A child of punk and noise, Pierre G. Desenfant, under the Blackthread monicker, pursues the multiple incantations of an immersive and inner quest, carved from the limbo of his own dreams, cinematographic miniatures where the intimacy of words and spoken word meets the chiseled luxury of analog machines.
In his songs of a new century, Blackthread experiments with the precision of the scalpel, an outstanding storyteller floating on vaporous synthetic mist. Sumptuous magnetic clouds in which balances an emaciated bass, choirs on the horizon, a soul keyboard or a minimal, almost hypnotic beat. We slide between scenes in sequences, carried by the echo of this voice dancing between the murmuring and the sung, hints of Gil-Scott Heron flirt with Pansonic, Coil and Enoesque ambience.
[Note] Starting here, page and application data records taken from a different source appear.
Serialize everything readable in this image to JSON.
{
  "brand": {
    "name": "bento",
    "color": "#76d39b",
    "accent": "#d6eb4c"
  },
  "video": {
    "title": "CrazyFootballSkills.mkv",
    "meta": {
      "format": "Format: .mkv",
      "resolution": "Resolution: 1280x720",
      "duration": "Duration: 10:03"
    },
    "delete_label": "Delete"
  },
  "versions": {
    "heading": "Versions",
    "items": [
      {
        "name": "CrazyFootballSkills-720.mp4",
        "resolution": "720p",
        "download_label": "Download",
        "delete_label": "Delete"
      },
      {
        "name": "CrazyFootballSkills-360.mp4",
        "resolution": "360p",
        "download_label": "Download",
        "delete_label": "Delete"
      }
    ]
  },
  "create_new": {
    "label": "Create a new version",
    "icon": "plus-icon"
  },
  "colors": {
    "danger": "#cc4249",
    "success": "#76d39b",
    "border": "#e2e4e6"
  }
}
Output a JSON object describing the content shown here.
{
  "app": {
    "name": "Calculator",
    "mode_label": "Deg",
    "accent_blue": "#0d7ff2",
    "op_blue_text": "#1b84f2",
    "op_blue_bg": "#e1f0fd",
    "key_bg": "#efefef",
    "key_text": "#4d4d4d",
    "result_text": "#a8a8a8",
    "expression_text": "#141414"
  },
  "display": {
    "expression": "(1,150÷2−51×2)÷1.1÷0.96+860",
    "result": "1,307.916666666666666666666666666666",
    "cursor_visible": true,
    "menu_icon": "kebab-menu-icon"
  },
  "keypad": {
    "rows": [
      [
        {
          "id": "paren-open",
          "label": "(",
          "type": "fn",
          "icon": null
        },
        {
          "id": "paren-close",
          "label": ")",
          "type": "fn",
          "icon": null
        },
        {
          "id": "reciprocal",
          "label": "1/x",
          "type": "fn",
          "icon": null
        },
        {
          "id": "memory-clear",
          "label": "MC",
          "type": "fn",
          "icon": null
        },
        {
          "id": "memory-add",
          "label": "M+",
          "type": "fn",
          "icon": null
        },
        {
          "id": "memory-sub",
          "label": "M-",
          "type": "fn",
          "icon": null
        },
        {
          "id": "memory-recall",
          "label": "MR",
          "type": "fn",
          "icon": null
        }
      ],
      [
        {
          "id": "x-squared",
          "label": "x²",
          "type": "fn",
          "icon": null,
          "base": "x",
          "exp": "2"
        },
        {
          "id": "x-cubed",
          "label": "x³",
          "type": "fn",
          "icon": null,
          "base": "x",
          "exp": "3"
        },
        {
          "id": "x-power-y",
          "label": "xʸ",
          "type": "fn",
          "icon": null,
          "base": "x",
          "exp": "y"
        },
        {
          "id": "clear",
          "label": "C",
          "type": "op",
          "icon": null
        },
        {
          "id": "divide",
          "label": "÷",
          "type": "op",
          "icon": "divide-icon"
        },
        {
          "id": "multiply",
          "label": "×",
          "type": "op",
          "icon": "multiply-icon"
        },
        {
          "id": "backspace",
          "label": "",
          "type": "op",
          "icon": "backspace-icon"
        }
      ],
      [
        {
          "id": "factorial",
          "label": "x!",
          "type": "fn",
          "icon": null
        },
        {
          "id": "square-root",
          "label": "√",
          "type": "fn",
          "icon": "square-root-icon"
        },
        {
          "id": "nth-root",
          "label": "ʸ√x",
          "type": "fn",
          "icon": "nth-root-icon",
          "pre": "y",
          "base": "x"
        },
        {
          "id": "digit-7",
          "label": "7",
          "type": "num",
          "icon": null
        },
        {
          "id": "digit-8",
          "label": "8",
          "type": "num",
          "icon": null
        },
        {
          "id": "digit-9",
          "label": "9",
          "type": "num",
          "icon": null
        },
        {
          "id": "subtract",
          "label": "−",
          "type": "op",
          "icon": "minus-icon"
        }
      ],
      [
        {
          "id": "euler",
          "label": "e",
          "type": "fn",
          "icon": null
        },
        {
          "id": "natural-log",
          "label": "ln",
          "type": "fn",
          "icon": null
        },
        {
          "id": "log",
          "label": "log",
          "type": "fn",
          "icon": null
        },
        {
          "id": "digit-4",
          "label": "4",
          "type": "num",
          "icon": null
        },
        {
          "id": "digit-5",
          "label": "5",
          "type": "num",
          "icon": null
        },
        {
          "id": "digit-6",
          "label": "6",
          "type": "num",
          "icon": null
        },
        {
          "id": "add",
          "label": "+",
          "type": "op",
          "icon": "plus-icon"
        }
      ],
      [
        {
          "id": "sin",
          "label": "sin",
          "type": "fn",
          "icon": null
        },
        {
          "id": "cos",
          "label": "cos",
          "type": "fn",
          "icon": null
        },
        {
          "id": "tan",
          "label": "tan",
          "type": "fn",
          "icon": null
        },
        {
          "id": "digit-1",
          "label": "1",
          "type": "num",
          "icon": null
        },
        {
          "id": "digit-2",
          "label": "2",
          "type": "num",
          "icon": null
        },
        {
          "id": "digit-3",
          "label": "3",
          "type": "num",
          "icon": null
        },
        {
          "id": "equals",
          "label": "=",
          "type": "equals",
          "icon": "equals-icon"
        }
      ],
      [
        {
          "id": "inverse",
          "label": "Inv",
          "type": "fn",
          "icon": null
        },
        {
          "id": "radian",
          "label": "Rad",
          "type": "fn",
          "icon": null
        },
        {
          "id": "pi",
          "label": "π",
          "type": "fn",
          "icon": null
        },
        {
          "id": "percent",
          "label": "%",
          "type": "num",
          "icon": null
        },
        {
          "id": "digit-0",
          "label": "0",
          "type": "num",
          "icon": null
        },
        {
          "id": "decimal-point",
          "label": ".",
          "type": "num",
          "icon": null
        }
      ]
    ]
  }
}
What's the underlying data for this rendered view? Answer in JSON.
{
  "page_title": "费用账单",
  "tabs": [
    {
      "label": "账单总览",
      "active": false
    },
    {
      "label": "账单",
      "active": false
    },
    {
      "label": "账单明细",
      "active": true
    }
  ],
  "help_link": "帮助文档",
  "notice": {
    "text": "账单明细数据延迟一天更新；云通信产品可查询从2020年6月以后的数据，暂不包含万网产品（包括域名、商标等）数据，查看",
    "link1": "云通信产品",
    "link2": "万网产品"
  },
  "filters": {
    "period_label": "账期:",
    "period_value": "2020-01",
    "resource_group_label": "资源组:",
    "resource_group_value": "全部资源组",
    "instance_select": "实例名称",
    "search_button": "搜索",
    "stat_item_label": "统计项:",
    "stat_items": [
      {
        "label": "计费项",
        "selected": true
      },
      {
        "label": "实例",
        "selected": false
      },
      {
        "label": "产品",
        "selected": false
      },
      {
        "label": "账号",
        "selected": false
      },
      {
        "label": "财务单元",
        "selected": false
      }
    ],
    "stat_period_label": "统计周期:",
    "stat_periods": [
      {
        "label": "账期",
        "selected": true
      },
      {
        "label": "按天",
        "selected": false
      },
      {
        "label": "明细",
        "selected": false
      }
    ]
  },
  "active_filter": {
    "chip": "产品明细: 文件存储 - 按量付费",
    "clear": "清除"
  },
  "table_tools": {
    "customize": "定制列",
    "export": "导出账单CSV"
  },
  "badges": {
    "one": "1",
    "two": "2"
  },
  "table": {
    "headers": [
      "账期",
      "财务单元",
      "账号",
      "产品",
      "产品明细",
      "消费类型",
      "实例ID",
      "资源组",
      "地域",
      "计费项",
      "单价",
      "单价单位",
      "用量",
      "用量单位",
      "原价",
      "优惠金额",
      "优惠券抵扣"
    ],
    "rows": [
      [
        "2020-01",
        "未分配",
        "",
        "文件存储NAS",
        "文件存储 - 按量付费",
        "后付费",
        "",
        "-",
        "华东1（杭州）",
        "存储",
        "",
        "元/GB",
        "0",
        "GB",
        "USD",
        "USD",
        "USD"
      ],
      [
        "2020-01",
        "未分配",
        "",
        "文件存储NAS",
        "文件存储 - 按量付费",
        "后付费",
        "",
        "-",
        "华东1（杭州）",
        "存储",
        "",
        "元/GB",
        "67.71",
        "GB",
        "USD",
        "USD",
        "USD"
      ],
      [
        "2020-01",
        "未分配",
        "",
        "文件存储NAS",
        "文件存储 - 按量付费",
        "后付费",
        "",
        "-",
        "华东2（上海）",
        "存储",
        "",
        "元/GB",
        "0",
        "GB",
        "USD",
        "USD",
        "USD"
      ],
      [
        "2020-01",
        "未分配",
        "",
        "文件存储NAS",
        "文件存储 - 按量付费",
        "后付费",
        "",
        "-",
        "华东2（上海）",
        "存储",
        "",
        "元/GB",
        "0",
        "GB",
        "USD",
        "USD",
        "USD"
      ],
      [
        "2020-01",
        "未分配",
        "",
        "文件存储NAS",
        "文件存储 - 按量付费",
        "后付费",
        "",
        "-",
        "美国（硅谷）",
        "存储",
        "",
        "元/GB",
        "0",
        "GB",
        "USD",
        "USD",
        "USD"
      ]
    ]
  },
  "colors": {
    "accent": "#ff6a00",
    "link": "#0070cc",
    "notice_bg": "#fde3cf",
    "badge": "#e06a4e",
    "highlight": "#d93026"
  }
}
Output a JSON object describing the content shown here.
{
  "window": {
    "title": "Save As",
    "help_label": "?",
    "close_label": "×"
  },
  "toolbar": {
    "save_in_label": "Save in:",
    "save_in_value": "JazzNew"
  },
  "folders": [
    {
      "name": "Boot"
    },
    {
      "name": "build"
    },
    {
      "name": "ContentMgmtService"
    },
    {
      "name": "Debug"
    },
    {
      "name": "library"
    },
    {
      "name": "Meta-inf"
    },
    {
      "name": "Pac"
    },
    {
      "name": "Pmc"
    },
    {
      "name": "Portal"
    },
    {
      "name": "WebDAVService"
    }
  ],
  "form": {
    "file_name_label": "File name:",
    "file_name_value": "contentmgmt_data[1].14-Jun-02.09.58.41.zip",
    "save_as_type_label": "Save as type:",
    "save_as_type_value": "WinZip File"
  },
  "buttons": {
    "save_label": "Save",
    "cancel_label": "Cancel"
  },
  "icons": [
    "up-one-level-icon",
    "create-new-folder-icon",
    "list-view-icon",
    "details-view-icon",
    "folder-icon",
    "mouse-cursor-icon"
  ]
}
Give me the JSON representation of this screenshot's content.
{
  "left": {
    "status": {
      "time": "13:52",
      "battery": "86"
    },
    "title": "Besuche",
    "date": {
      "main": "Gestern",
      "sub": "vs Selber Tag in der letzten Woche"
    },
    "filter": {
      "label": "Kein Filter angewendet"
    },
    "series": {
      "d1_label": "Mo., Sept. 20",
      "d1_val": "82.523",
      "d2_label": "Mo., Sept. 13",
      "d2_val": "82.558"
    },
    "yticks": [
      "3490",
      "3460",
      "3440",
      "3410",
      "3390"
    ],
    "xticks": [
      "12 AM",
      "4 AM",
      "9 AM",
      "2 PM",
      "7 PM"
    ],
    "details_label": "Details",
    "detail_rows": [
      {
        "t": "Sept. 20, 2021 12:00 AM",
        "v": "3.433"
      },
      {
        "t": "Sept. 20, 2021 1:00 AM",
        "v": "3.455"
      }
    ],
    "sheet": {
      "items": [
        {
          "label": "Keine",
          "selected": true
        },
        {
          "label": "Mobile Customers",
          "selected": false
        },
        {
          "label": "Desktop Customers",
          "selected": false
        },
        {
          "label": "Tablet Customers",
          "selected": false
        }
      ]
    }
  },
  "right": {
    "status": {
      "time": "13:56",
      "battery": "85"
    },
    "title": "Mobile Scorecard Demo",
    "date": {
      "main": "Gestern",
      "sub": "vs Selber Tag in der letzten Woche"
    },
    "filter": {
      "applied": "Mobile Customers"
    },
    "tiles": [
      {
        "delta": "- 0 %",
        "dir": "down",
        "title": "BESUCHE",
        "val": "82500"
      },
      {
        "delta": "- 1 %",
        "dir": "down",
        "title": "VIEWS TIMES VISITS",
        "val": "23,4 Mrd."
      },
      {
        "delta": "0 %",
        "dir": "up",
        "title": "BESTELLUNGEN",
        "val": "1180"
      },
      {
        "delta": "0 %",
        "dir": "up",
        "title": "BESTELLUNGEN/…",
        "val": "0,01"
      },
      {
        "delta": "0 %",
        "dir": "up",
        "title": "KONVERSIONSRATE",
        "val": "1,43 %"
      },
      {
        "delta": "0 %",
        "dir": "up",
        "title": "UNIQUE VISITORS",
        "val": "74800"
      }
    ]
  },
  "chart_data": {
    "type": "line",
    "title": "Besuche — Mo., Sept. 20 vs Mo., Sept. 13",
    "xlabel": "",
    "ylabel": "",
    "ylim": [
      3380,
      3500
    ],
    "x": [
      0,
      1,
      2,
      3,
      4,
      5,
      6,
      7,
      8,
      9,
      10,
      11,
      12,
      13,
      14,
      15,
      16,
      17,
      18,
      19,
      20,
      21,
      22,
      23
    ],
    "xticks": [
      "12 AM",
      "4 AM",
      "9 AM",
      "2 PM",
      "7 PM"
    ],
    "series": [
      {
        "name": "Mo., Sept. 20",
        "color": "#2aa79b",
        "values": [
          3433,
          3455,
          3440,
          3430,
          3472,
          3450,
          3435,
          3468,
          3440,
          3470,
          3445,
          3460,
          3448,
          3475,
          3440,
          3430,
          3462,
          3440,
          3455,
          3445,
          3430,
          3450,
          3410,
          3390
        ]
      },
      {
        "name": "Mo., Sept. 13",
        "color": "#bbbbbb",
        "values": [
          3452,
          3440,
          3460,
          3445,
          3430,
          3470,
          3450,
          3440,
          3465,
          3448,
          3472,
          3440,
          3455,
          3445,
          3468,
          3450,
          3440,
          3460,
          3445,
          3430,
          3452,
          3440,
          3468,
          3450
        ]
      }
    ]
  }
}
Written and constructed for three years, his third album 'The Way You Haunt My Dreams' was recorded with urgency in only a few days, with the contribution of sounds from friends (Béatrice Morel, Frédéric D. Oberland & Stéphane Pigneul de Oiseaux-Tempête, Rémi Dulaurier) and the complicity of Johannes Buff (Zombie Zombie, Lee Ranaldo and The Dust, Enablers) in the mix. Contemporary photographer Gaël Bonnefon illustrates the album with his striking silver-toned clichés.
Sparkling with a sensitive bark and piercing directly the heart, Blackthread delivers with 'The Way You Haunt My Dreams' a black and red diamond, addictive hollywood wandering, already blending into the night to haunt dreams in technicolor.
Blackthread is a story of development. Removing the traditional guitars and drums of noise rock in which he made his more conventional apprenticeship, Pierre G. Desenfant has reached a minimalistic formula in finding a new path. Constructed with minimal tools (a bass, analog synthesizers and his voice), his music, after these few years, expresses a plethora of sounds and feelings. Spoken words, whispers and explosions, this disciple of Brian Eno, Silver Apples and Alva Noto writes a beatless techno, rock devoid of guitar, an ambient enhanced with texts of icy beauty.
With 'The Way You Haunt My Dreams', Blackthread grapples with the tension of a certain genre of dark rock and literary post punk superimposed in ambient music. Continuing with this sense of mood, Desenfant succeeds with this new album in developing a rare songwriting in experimental synth music. Blackthread is also a story of the voice. Never suffocated by acoustic research, the words of the vocalist give this disc its depth of personality, somewhere between neuroleptic reverie and confrontation with the musician’s catharsis.
A. D. (translated by Gareth L. Davis)